6) Meet affordability constraint by trading off payment amount with amortization rate: Example: Go back to example #2 on the previous page. The affordability constraint was a $500/mo payment limit. Suppose the $56,975 which can be borrowed at 10% with a 30-year amortization schedule falls short of what the borrower needs. How much slower amortization rate would enable the borrower to obtain $58,000?
Enter: I/YR = 10, PV = -58000, PMT = 500, FV = 0, Compute: N = 410. Thus, the amortization rate would have to be 410 months, or 34 years. Note: This does not mean loan would have to have a 34-year maturity, it could still be a 30-year partially-amortizing loan, with balloon of $20,325 due after 30 years.

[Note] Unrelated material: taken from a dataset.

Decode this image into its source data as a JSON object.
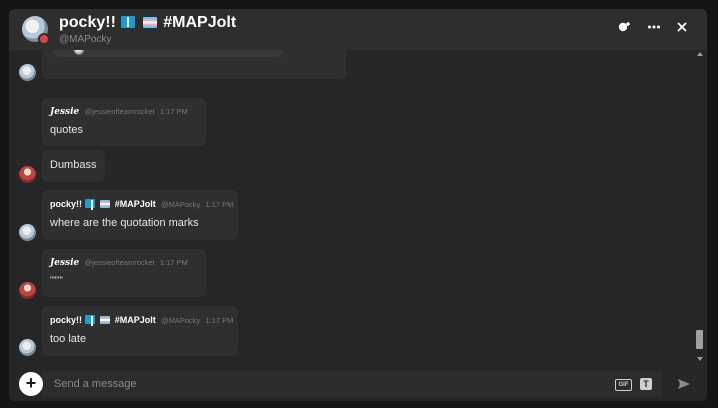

7) Determining principal & interest components of payments: Example: For the $100,000, 30-year, 10% mortgage in problem #1 on the previous page, break out the components of the 12 payments numbering 50 through 61. In the HP-10B, after entering the loan as in problem #1, enter: 50, INPUT, 61, AMORT, = $9,696.06 int, = $834.80 prin, =$96,501 OLB61. To get the corresponding values for the subsequent calendar year, press AMORT again, to get: = $9,608.65 int, = $922.21 prin, =$95,579 OLB73. (Other business calculators can do this too.)
Loan Yields and Mortgage Valuation Loan Yield = Effective Interest Rate Yield = IRR of loan Recall: IRR based on cash flows.
Let: PV= CF0 PMT= CFt , t=1,2,...,N-1 PMT + FV = CFN N= Holding Period where: CFj represents actual cash flow at end of period "j".